WORK TASK:
When a line of the entries contains "this", please list that line.

THE RECORDS:
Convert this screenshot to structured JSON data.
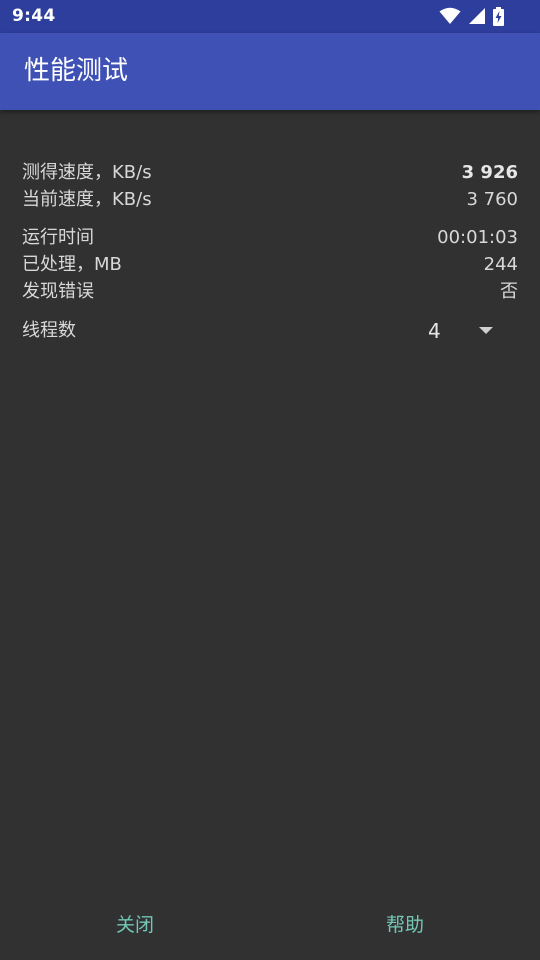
{
  "status_bar": {
    "time": "9:44",
    "icons": [
      "wifi-icon",
      "signal-icon",
      "battery-charging-icon"
    ]
  },
  "app_bar": {
    "title": "性能测试",
    "color": "#3f51b5"
  },
  "stats": {
    "measured_speed": {
      "label": "测得速度，KB/s",
      "value": "3 926"
    },
    "current_speed": {
      "label": "当前速度，KB/s",
      "value": "3 760"
    },
    "run_time": {
      "label": "运行时间",
      "value": "00:01:03"
    },
    "processed": {
      "label": "已处理，MB",
      "value": "244"
    },
    "errors": {
      "label": "发现错误",
      "value": "否"
    }
  },
  "threads": {
    "label": "线程数",
    "selected": "4"
  },
  "buttons": {
    "close": "关闭",
    "help": "帮助",
    "color": "#73c6b6"
  }
}
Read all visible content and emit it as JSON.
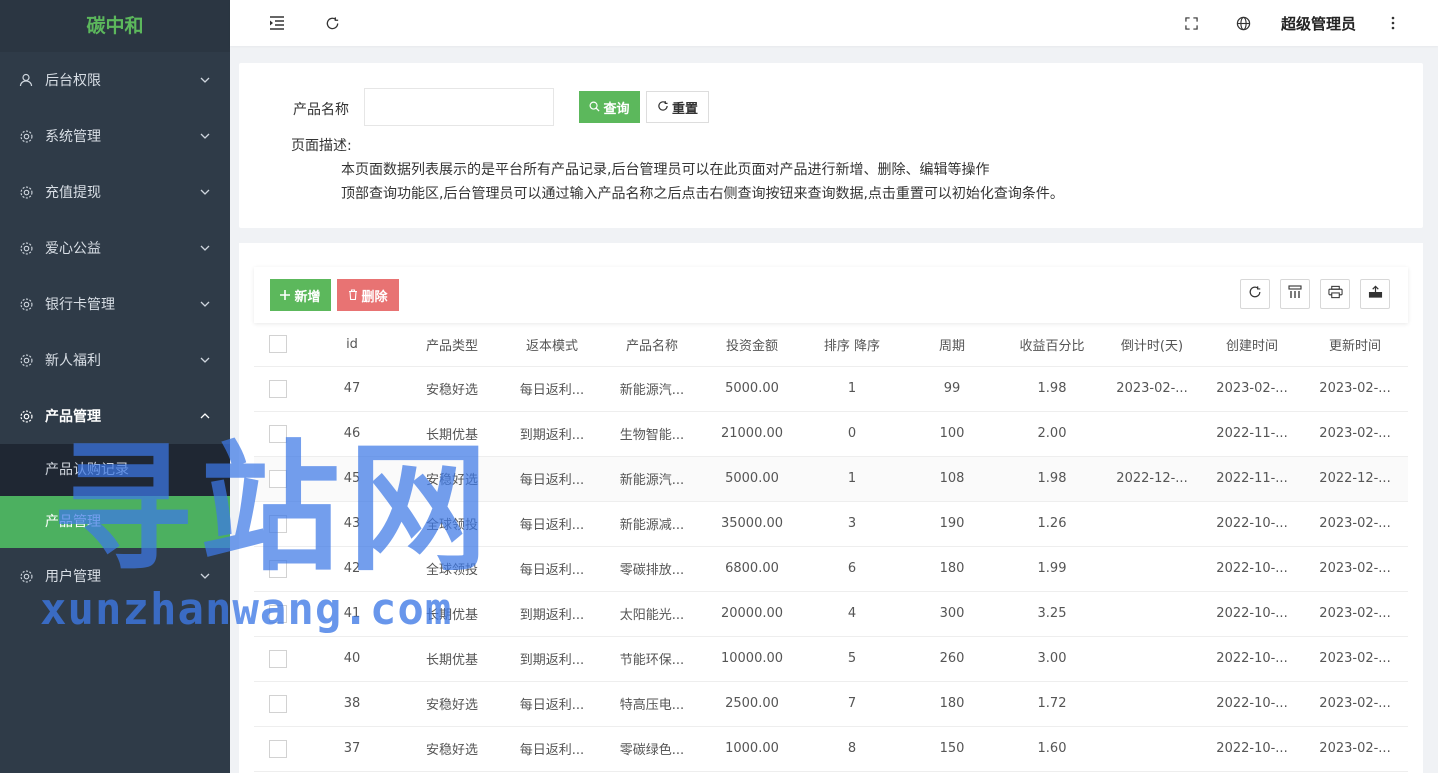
{
  "brand": "碳中和",
  "sidebar": {
    "items": [
      {
        "label": "后台权限",
        "icon": "user-icon"
      },
      {
        "label": "系统管理",
        "icon": "gear-icon"
      },
      {
        "label": "充值提现",
        "icon": "gear-icon"
      },
      {
        "label": "爱心公益",
        "icon": "gear-icon"
      },
      {
        "label": "银行卡管理",
        "icon": "gear-icon"
      },
      {
        "label": "新人福利",
        "icon": "gear-icon"
      },
      {
        "label": "产品管理",
        "icon": "gear-icon",
        "open": true
      },
      {
        "label": "用户管理",
        "icon": "gear-icon"
      }
    ],
    "submenu": [
      {
        "label": "产品认购记录"
      },
      {
        "label": "产品管理",
        "active": true
      }
    ]
  },
  "header": {
    "user": "超级管理员"
  },
  "search": {
    "label": "产品名称",
    "value": "",
    "query_label": "查询",
    "reset_label": "重置"
  },
  "description": {
    "title": "页面描述:",
    "line1": "本页面数据列表展示的是平台所有产品记录,后台管理员可以在此页面对产品进行新增、删除、编辑等操作",
    "line2": "顶部查询功能区,后台管理员可以通过输入产品名称之后点击右侧查询按钮来查询数据,点击重置可以初始化查询条件。"
  },
  "toolbar": {
    "add_label": "新增",
    "delete_label": "删除"
  },
  "table": {
    "columns": [
      "id",
      "产品类型",
      "返本模式",
      "产品名称",
      "投资金额",
      "排序 降序",
      "周期",
      "收益百分比",
      "倒计时(天)",
      "创建时间",
      "更新时间"
    ],
    "rows": [
      [
        "47",
        "安稳好选",
        "每日返利...",
        "新能源汽...",
        "5000.00",
        "1",
        "99",
        "1.98",
        "2023-02-...",
        "2023-02-...",
        "2023-02-..."
      ],
      [
        "46",
        "长期优基",
        "到期返利...",
        "生物智能...",
        "21000.00",
        "0",
        "100",
        "2.00",
        "",
        "2022-11-...",
        "2023-02-..."
      ],
      [
        "45",
        "安稳好选",
        "每日返利...",
        "新能源汽...",
        "5000.00",
        "1",
        "108",
        "1.98",
        "2022-12-...",
        "2022-11-...",
        "2022-12-..."
      ],
      [
        "43",
        "全球领投",
        "每日返利...",
        "新能源减...",
        "35000.00",
        "3",
        "190",
        "1.26",
        "",
        "2022-10-...",
        "2023-02-..."
      ],
      [
        "42",
        "全球领投",
        "每日返利...",
        "零碳排放...",
        "6800.00",
        "6",
        "180",
        "1.99",
        "",
        "2022-10-...",
        "2023-02-..."
      ],
      [
        "41",
        "长期优基",
        "到期返利...",
        "太阳能光...",
        "20000.00",
        "4",
        "300",
        "3.25",
        "",
        "2022-10-...",
        "2023-02-..."
      ],
      [
        "40",
        "长期优基",
        "到期返利...",
        "节能环保...",
        "10000.00",
        "5",
        "260",
        "3.00",
        "",
        "2022-10-...",
        "2023-02-..."
      ],
      [
        "38",
        "安稳好选",
        "每日返利...",
        "特高压电...",
        "2500.00",
        "7",
        "180",
        "1.72",
        "",
        "2022-10-...",
        "2023-02-..."
      ],
      [
        "37",
        "安稳好选",
        "每日返利...",
        "零碳绿色...",
        "1000.00",
        "8",
        "150",
        "1.60",
        "",
        "2022-10-...",
        "2023-02-..."
      ]
    ]
  },
  "watermark": {
    "big": "寻站网",
    "small": "xunzhanwang.com"
  },
  "colors": {
    "sidebar_bg": "#2f3b48",
    "brand": "#5cb85c",
    "active_green": "#4cb060",
    "delete_red": "#e87373",
    "watermark": "#3d78e6"
  }
}
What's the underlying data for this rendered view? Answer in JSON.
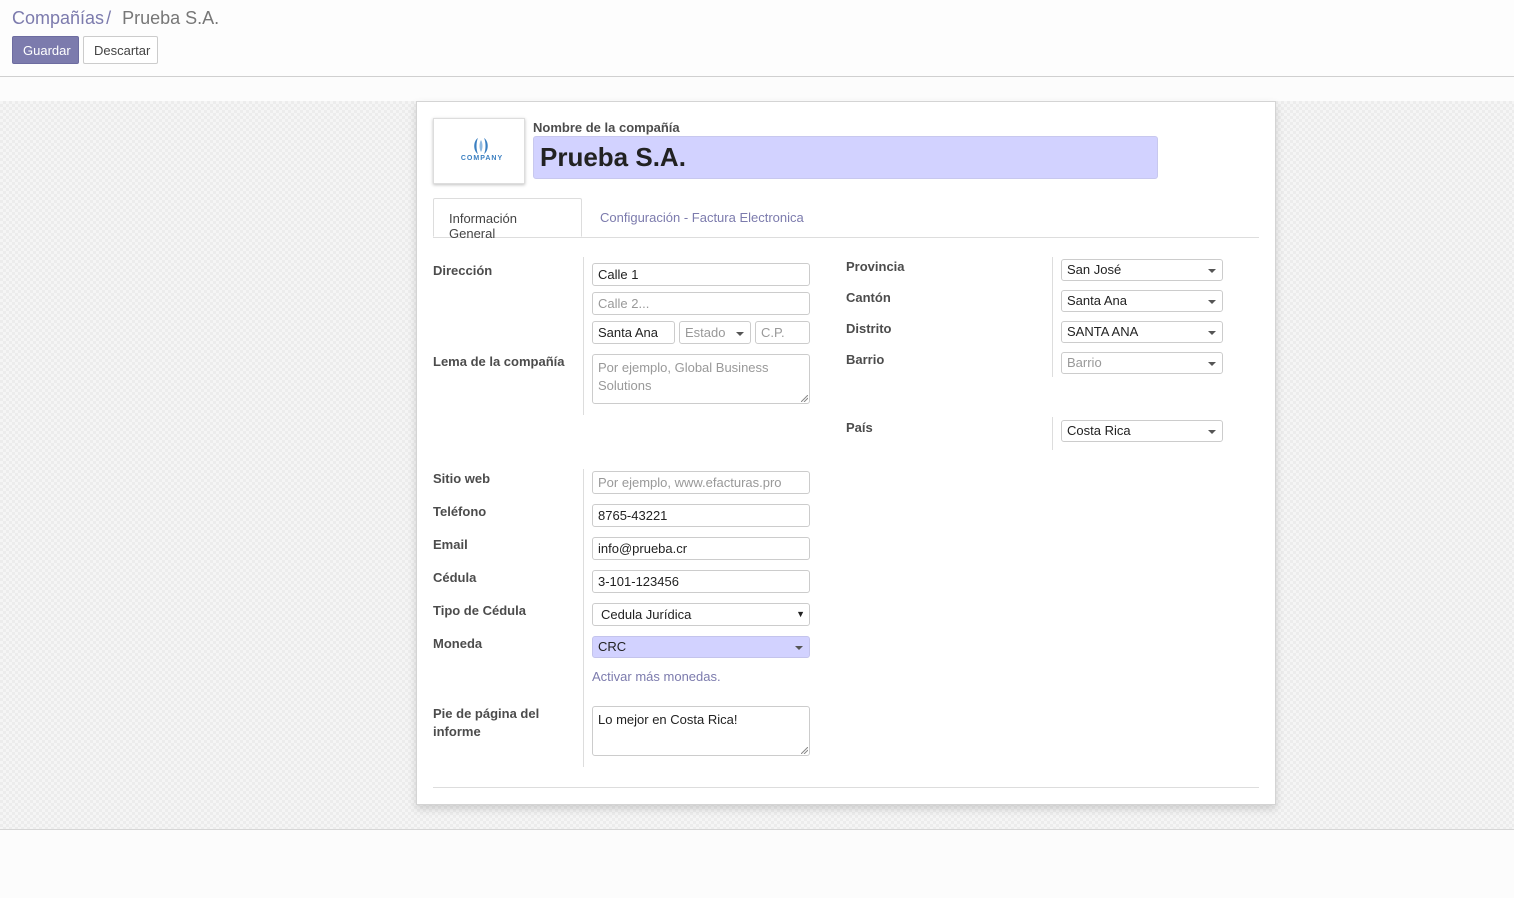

WRITTEN ANSWER:
Convert this screenshot to structured JSON data.
What's the underlying data for this rendered view? Answer in JSON.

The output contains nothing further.